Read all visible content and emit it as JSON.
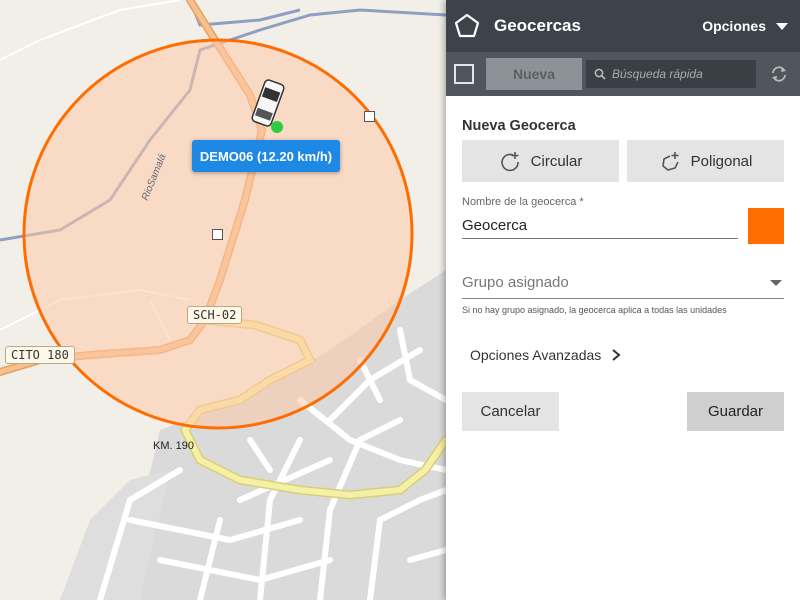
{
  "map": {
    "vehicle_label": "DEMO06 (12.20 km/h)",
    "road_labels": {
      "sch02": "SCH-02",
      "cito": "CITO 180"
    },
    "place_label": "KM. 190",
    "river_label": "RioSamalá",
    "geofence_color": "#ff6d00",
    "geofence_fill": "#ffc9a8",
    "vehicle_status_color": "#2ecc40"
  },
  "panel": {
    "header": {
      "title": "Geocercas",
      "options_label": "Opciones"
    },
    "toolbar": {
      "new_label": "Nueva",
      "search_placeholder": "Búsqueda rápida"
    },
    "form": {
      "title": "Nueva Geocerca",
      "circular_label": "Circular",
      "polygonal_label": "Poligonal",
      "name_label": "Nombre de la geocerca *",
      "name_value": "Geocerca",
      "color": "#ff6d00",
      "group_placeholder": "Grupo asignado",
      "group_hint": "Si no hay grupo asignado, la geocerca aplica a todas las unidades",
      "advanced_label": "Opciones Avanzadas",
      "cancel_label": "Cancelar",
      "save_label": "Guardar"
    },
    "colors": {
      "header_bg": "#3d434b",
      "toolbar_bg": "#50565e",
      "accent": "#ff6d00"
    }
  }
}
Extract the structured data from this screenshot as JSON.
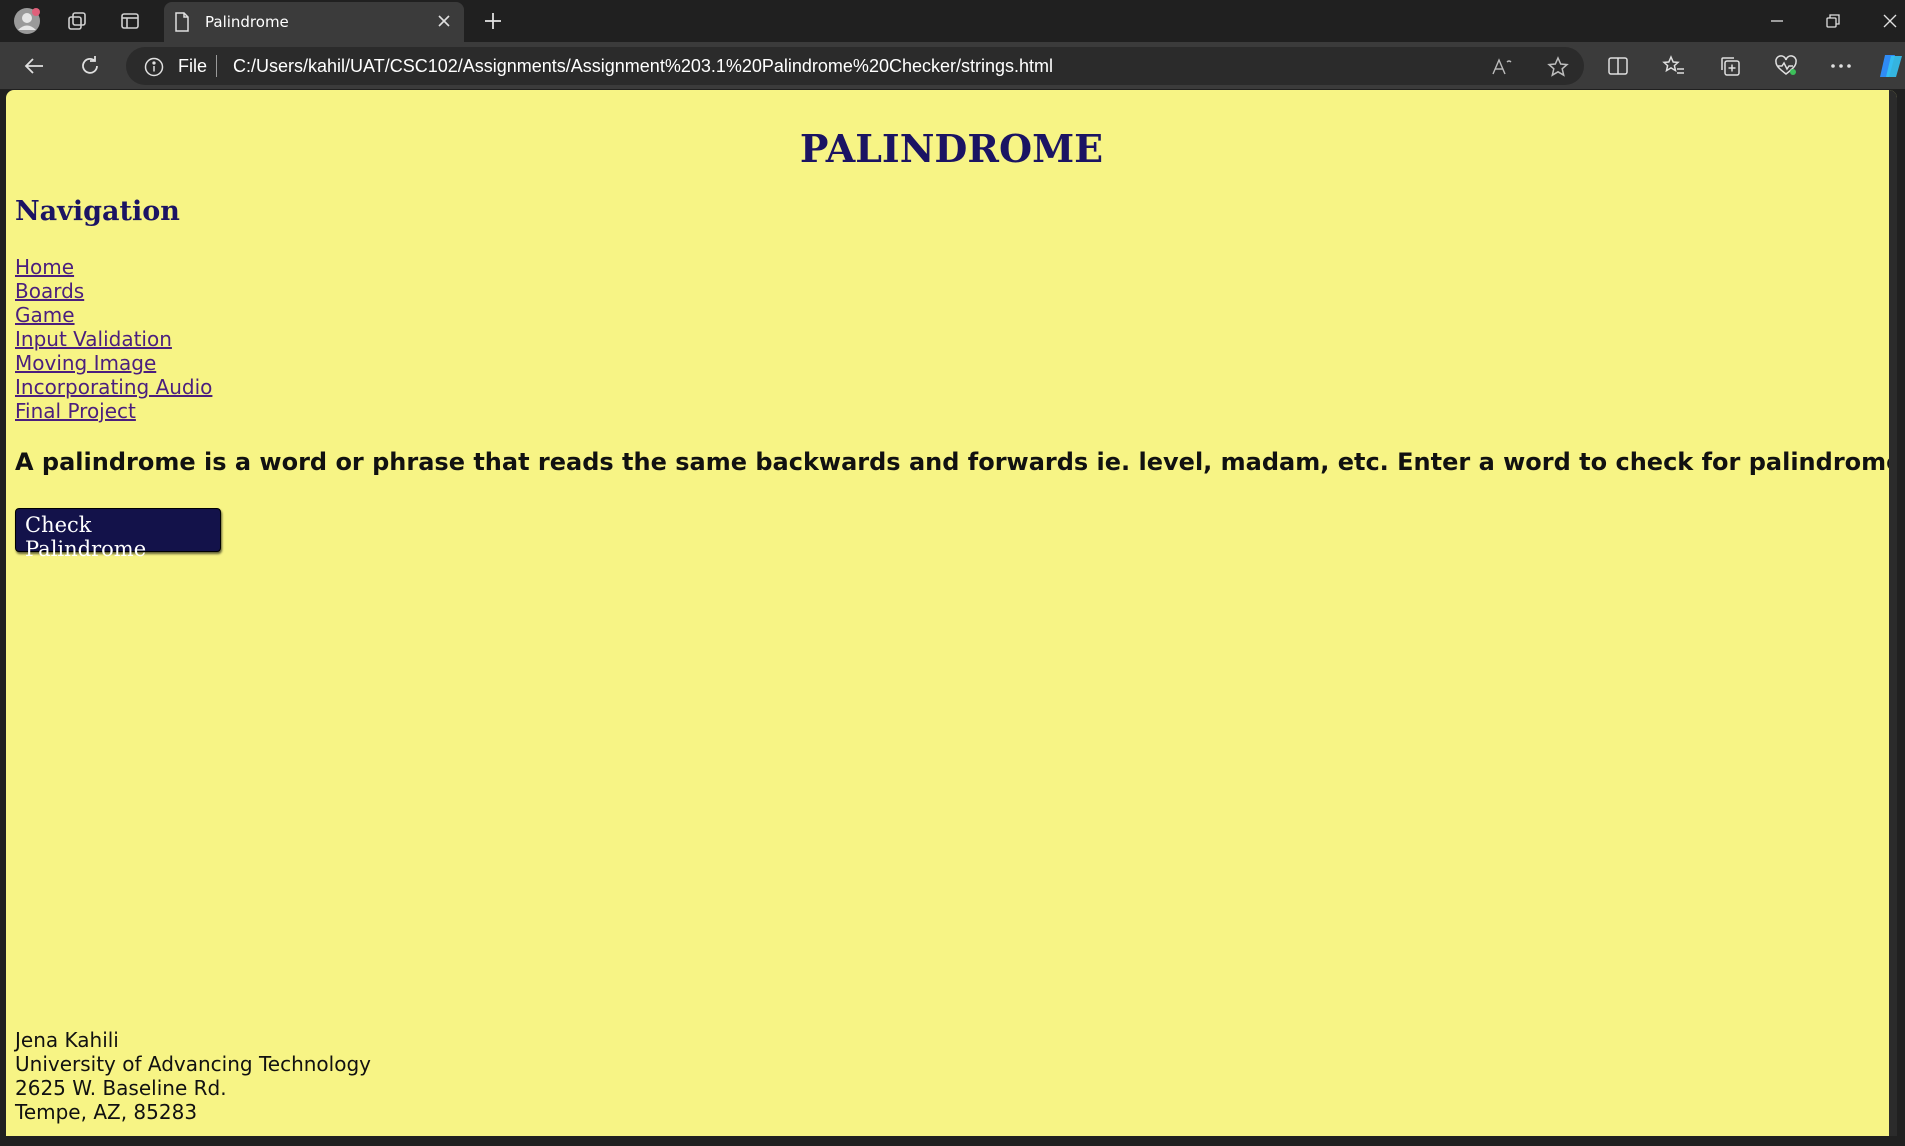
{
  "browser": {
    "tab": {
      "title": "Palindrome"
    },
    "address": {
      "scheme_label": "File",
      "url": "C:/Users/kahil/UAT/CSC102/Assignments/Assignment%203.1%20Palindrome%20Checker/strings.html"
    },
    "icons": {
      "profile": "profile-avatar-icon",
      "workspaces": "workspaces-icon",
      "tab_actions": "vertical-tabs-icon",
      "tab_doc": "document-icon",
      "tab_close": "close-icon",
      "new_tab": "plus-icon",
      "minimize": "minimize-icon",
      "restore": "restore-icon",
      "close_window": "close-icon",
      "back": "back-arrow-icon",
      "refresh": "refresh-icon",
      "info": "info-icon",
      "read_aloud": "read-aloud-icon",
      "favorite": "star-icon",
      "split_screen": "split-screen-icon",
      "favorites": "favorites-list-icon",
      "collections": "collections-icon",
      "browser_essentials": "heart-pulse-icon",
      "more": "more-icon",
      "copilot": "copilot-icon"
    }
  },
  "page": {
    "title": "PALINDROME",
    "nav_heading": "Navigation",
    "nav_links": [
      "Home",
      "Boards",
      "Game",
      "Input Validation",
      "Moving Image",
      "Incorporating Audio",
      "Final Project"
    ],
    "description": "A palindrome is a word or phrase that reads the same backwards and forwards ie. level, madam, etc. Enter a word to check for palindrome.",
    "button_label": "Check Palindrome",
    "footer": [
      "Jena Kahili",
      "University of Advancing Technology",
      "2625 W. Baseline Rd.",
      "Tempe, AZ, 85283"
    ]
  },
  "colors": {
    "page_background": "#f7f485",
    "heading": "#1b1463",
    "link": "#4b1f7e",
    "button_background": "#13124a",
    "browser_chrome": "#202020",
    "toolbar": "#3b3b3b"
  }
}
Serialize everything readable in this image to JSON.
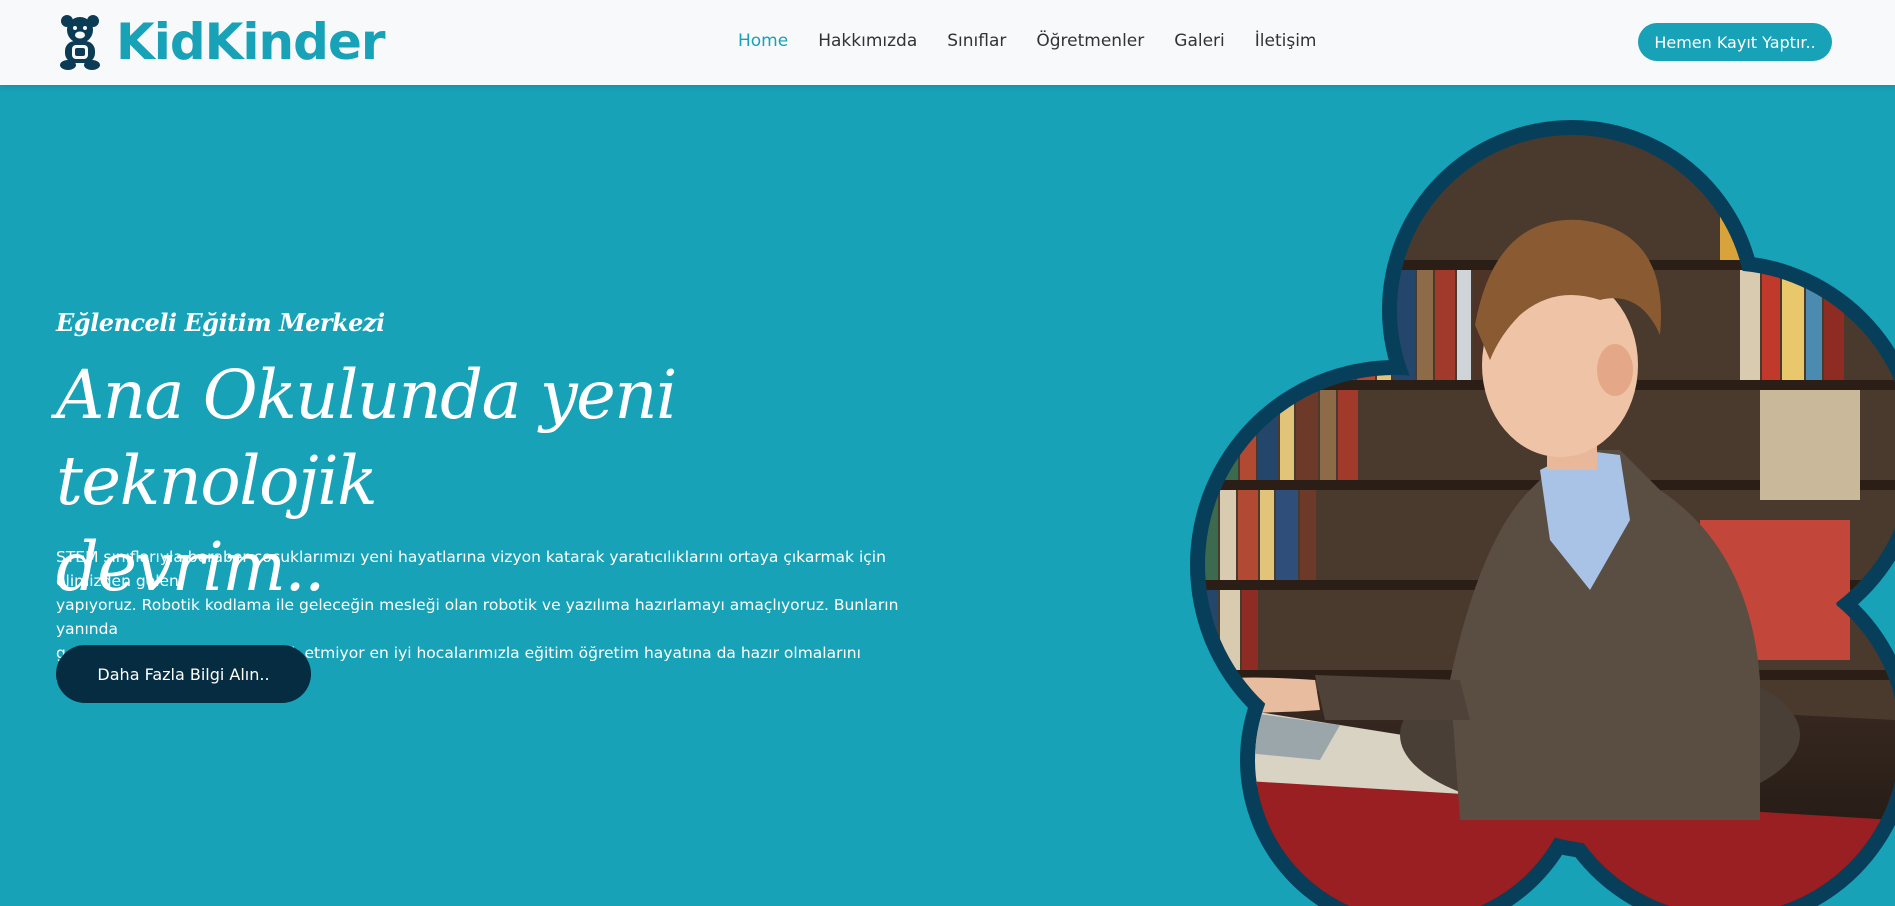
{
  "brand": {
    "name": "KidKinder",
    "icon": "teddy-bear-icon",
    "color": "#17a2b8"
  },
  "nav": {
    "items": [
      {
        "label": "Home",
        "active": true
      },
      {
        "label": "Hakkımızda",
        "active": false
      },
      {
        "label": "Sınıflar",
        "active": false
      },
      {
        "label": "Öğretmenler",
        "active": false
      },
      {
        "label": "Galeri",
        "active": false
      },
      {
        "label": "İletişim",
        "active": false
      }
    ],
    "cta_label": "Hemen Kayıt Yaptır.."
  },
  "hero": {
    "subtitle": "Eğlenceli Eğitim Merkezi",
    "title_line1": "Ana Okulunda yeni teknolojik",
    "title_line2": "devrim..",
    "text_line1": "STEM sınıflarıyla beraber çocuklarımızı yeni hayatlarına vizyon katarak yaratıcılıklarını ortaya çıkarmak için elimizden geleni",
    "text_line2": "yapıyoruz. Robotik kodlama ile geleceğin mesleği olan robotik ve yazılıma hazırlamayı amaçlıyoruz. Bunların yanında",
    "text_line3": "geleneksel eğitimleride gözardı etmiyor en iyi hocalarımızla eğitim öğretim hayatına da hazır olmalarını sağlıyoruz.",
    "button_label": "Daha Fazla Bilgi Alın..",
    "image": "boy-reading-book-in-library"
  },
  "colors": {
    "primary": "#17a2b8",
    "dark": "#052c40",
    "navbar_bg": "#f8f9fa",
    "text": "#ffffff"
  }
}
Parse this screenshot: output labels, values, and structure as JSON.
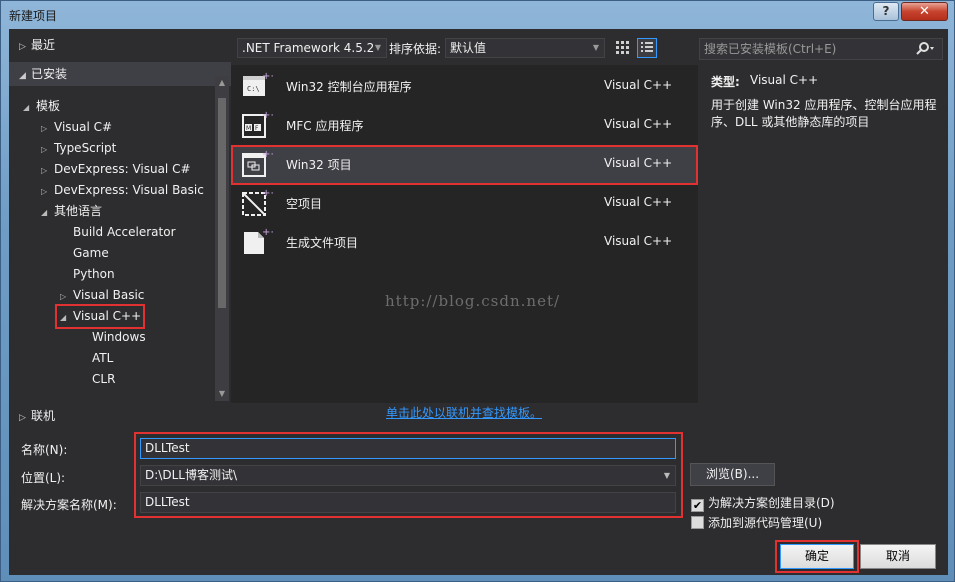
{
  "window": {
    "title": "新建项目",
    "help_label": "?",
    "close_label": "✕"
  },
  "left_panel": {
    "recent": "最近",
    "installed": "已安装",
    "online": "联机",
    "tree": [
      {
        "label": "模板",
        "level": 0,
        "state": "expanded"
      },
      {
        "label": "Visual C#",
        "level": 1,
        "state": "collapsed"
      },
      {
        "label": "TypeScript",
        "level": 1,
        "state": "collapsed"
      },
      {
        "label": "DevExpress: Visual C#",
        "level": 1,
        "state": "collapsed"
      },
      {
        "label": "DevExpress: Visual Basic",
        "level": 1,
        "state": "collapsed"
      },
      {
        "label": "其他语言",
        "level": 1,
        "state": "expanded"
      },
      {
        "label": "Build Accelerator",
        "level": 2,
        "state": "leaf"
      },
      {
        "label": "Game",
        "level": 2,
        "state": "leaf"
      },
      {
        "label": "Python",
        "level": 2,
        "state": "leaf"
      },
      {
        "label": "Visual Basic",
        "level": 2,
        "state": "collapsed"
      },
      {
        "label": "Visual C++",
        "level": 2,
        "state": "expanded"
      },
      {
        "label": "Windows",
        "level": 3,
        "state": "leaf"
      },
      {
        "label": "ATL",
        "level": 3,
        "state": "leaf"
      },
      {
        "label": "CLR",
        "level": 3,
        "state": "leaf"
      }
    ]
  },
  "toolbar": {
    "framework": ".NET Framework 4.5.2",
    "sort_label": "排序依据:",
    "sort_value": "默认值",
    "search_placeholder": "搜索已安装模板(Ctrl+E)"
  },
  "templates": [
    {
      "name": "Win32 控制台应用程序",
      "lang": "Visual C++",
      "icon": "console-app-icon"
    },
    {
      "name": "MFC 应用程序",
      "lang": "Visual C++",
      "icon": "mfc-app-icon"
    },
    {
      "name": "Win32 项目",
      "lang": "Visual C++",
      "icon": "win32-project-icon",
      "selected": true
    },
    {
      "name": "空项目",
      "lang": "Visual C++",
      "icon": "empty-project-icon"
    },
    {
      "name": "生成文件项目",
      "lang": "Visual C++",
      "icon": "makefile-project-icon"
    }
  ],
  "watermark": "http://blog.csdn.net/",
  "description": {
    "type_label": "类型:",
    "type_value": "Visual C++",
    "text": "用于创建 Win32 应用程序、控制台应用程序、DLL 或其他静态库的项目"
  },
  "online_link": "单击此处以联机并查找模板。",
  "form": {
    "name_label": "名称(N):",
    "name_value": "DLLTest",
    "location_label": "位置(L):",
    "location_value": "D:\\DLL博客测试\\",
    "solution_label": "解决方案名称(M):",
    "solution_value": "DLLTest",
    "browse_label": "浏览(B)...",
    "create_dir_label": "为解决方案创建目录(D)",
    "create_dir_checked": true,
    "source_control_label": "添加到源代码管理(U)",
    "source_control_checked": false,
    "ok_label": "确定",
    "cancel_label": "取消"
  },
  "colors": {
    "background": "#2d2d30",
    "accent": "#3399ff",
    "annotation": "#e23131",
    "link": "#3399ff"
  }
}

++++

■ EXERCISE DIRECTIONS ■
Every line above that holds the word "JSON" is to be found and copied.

■ OUTPUT OF THE TASK ■
Read all visible content and emit it as JSON.
Extract the structured data from this screenshot as JSON.
Serialize everything readable in this image to JSON.
Parse this screenshot: output labels, values, and structure as JSON.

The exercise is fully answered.